Vancouver Island reports B.C.’s highest assisted death rate

‘This is a much more rapid rise than happened in the Netherlands,’ says Island Health doctor

CBC News

Deborah Wilson

Six months after medically assisted death became legal in Canada it is proving particularly popular on Vancouver Island.

From June 17, 2016 when Bill C-14 was enacted to Jan.10 2017, 188 medically assisted deaths were reported to the BC Coroners Service.

Of that number, 77 were residents of Vancouver Island, which has a population of about 760,000.

It represents two per cent of all deaths on the Island during that time, according to Dr. David Robertson, the executive lead on medical aid in dying for Island Health. . . [Full text]


Alberta rate of physician-assisted suicide climbs to four or five a week

Calgary Sun

Bill Kaufmann

The rate of those choosing physician-assisted death in Alberta continues to increase and more are opting out of dying at home, say Alberta Health Services officials.

Since Feb. 6 when the procedure was made possible, 76 people in the province have taken that route to end their lives, which in Alberta is through the intravenous delivery of drugs.

In the week from Jan. 9 to 16, five more people died with the assistance of a physician, a process that became fully legal last June.

That pace has been a surprise to medical practitioners, said Dr. James Silvius, the AHS’s lead for medical assistance in dying. . . .[Full text]


Pastoral document may allow those opting for assisted dying sacraments

Atlantic bishops’ assisted-suicide document may impact conscience rights say some observers

BC Catholic

Deborah Gypaong

Critics of the Atlantic bishops’ new pastoral document on assisted dying say it could open the way in some cases to reception of the sacraments for those who decide to end their lives.

The Atlantic Episcopal Assembly (AEA) document stresses compassionate accompaniment for those contemplating euthanasia or assisted suicide, but it may ultimately weaken conscience rights for Catholic health-care workers and Catholic institutions, say some observers. . . .[Full text]


Death Row Doctor

New York Times

Lauren Knapp

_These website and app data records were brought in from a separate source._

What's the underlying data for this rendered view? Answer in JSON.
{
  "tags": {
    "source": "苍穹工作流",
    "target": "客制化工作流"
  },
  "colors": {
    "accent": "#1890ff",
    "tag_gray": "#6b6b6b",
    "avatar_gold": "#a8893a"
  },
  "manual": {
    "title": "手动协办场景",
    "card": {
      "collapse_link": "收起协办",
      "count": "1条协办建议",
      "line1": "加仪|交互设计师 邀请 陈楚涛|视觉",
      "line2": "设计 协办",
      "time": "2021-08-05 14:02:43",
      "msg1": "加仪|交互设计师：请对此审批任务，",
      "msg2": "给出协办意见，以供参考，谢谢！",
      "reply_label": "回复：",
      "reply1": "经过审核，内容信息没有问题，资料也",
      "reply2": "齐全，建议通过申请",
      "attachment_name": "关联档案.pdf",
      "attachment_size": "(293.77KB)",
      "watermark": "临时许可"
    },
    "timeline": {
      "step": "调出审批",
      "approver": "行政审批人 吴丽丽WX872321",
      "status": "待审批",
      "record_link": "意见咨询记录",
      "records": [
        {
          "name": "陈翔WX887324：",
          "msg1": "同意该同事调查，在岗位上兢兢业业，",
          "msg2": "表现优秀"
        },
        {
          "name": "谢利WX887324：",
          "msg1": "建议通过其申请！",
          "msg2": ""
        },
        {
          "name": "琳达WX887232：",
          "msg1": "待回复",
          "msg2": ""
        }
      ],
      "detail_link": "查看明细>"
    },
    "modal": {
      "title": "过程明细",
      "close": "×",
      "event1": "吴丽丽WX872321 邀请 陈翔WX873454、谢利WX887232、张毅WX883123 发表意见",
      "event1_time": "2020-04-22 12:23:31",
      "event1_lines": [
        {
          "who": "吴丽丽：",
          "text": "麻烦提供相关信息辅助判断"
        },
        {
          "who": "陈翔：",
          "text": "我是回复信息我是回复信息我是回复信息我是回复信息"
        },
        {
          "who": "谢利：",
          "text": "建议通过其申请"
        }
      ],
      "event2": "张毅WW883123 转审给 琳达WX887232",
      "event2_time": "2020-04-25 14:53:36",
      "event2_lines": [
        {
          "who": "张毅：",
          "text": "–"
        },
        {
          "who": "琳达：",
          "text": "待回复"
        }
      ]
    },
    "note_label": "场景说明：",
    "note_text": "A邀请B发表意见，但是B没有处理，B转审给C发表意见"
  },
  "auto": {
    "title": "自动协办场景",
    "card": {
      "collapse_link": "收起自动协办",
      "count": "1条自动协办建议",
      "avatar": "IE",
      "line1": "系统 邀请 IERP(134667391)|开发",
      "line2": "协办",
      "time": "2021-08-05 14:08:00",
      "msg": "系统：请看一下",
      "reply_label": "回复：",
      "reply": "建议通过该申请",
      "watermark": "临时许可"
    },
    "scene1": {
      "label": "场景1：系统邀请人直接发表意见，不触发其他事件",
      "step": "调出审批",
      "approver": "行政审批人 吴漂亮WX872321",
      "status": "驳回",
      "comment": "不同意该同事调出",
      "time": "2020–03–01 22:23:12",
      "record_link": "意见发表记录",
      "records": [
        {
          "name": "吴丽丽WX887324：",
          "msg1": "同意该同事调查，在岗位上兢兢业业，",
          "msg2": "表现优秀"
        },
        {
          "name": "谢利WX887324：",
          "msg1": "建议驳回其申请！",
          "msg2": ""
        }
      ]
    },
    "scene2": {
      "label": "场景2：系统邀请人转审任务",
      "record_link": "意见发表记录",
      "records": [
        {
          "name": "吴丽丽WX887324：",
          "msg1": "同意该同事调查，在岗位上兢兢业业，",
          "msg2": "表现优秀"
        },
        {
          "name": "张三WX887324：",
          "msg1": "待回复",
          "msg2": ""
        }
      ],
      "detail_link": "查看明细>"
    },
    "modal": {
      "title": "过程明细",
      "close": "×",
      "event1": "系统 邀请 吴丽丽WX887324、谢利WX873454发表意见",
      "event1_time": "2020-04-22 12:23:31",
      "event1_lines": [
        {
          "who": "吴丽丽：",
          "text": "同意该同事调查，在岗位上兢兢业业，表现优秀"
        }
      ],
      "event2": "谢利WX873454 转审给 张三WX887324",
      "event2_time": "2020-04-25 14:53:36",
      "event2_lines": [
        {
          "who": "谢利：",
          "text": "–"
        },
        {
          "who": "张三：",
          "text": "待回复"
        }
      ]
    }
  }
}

One of the core pillars of medicine is “do no harm.” So how do the physicians who take part in the American institution of capital punishment rationalize their involvement? This film profiles Carlo Musso, a doctor who contemplates his moral compass as he participates in executions, though he personally opposes capital punishment. . . .[Full text]

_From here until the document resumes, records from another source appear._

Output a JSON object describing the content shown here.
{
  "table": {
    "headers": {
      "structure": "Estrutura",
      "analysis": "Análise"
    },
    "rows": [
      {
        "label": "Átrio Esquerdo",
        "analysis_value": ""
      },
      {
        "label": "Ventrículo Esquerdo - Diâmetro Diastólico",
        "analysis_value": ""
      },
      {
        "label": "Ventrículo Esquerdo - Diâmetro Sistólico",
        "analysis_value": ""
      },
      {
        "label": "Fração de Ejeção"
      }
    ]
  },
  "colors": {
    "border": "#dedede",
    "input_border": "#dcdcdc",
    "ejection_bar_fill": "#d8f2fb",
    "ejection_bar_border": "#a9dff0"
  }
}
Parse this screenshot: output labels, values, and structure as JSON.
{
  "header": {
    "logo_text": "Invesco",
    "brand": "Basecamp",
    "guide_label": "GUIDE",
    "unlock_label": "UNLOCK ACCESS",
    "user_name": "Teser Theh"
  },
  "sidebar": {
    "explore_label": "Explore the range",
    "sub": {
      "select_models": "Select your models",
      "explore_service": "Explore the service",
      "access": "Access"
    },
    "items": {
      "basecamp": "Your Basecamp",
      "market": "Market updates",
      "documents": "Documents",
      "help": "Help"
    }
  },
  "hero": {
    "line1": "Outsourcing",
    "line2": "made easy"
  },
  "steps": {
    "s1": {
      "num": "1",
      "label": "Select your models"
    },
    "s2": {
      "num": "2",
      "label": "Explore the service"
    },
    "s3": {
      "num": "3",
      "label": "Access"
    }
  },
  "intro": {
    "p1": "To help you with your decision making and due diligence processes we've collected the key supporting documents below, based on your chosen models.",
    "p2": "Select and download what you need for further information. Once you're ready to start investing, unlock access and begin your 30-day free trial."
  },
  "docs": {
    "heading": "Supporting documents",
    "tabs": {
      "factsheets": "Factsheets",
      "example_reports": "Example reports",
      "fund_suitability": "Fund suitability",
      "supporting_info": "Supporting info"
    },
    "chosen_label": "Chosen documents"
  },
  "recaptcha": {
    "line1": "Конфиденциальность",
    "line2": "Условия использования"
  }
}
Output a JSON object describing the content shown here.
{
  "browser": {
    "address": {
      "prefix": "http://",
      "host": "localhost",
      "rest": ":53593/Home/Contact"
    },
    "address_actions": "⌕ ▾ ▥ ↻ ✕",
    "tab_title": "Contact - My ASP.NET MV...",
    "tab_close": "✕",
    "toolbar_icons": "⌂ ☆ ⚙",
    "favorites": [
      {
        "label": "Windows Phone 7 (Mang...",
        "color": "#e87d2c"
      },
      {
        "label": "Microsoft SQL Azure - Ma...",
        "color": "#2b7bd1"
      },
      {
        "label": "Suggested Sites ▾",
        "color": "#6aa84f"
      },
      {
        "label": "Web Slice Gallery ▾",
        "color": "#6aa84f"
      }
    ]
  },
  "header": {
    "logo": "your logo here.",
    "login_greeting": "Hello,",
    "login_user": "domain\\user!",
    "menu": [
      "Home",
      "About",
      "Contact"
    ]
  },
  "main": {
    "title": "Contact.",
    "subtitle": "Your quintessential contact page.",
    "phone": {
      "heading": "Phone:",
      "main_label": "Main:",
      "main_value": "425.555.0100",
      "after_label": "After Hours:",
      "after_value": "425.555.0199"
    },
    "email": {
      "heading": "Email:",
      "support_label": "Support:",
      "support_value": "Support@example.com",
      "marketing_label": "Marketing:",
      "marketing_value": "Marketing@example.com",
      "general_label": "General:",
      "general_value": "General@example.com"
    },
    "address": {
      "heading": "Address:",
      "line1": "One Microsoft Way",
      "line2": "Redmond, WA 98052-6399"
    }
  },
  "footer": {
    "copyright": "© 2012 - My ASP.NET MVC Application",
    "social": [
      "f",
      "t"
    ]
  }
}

Ontario MPP promises to dig in to defend conscience rights of healthcare providers, workers

LifeSite News

Lianne Laurence

TORONTO, January 16, 2016 (LifeSiteNews) — Progressive Conservative MPP Monte McNaughton says he’s ready to “fight tooth and nail” for conscience rights of healthcare workers and institutions in Ontario.

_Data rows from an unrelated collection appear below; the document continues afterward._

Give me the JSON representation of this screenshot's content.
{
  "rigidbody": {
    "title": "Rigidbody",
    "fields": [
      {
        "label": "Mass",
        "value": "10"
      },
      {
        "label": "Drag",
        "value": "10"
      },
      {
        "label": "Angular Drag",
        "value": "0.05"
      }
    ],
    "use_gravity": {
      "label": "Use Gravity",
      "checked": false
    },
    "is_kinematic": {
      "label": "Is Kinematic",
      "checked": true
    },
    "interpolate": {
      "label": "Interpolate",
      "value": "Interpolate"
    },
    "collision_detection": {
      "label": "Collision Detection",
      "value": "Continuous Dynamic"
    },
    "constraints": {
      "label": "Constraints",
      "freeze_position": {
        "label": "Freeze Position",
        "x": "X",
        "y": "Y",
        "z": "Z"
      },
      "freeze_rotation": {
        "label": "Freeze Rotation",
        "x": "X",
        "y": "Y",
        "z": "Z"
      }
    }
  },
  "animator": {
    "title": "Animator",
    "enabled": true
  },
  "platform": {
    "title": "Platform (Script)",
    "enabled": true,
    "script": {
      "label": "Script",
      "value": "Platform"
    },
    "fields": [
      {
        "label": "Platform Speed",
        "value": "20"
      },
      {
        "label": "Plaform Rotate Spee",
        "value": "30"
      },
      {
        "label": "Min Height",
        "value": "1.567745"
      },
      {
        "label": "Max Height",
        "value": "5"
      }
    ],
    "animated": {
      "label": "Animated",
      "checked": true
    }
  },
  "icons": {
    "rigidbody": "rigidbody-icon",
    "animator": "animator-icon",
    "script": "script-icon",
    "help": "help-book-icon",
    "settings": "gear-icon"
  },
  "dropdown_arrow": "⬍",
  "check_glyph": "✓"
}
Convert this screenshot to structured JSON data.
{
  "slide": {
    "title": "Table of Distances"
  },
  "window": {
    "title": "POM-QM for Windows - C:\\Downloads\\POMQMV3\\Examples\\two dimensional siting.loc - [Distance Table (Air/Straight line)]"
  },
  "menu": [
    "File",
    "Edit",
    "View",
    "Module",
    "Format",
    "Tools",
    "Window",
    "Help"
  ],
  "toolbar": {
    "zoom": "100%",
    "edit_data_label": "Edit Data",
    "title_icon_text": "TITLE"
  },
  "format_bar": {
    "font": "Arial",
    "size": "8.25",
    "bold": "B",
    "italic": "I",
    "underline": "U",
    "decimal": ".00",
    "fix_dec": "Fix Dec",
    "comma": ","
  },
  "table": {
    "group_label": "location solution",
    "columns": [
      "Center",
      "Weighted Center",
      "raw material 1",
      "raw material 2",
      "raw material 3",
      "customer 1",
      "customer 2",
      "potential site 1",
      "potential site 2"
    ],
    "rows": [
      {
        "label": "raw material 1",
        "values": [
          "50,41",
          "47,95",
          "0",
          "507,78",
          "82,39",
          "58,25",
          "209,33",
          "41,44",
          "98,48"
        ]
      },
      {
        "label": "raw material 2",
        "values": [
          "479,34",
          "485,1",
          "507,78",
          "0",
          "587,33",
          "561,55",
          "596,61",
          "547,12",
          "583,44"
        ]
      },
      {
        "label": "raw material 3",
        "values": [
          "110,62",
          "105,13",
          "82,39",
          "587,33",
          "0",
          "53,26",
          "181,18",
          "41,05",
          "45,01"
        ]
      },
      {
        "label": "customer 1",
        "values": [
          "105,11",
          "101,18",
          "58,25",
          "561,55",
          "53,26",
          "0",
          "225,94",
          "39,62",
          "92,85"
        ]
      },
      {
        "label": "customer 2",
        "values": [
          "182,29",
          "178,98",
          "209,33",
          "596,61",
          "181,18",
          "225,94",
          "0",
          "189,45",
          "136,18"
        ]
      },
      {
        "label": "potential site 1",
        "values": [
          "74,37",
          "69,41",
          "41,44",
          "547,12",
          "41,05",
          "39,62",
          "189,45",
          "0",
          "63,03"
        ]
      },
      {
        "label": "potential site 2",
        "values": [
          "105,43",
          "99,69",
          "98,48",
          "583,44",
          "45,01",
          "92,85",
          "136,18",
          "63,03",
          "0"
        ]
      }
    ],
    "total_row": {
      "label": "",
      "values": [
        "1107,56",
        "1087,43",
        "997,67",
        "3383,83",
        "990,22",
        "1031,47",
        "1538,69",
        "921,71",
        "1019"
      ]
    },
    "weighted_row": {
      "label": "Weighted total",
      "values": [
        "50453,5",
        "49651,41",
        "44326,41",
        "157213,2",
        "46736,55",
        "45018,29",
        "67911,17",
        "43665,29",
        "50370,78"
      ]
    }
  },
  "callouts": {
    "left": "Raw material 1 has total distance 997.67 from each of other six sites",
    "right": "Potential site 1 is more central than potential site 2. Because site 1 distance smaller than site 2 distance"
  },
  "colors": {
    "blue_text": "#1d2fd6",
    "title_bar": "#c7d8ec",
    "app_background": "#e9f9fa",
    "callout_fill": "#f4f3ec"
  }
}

The province’s doctors are facing a “globally unprecedented” attack on conscience rights from the College of Physicians and Surgeons of Ontario, the 39-year-old MPP for Lambton-Kent-Middlesex told LifeSiteNews.

“I’ve talked to many healthcare administrators and healthcare providers,” McNaughton said. “There’s just huge concerns because people don’t think that anyone should have to go against their conscience when it comes to assisted suicide.” . . . [Full text]


Medically assisted dying team in Manitoba doubles in size

More than 100 people have contacted the MAID team since February 2016; 4 doctors added in response

CBC News

The Winnipeg Regional Health Authority has more than doubled the number of physicians involved in medically assisted deaths in Manitoba after more patients requested the help than the province initially expected.

More than 100 patients have contacted the Medical Assistance in Dying (MAID) team with 24 receiving medically assisted deaths as of Jan. 6, according to statistics provided to CBC Manitoba by the Winnipeg Regional Health Authority. . . [Full text]


Pharmacy plans could force Christians to act against their conscience

Christian Institute

Christian pharmacists could be forced to provide services which go against their conscience, under controversial new proposals.

The General Pharmaceutical Council (GPhC) is currently consulting on new guidance which would require pharmacists to park their religious convictions while at work.

One group representing Christian pharmacists has warned that the move could make “the position of some excellent professionals untenable”. . . [Full text]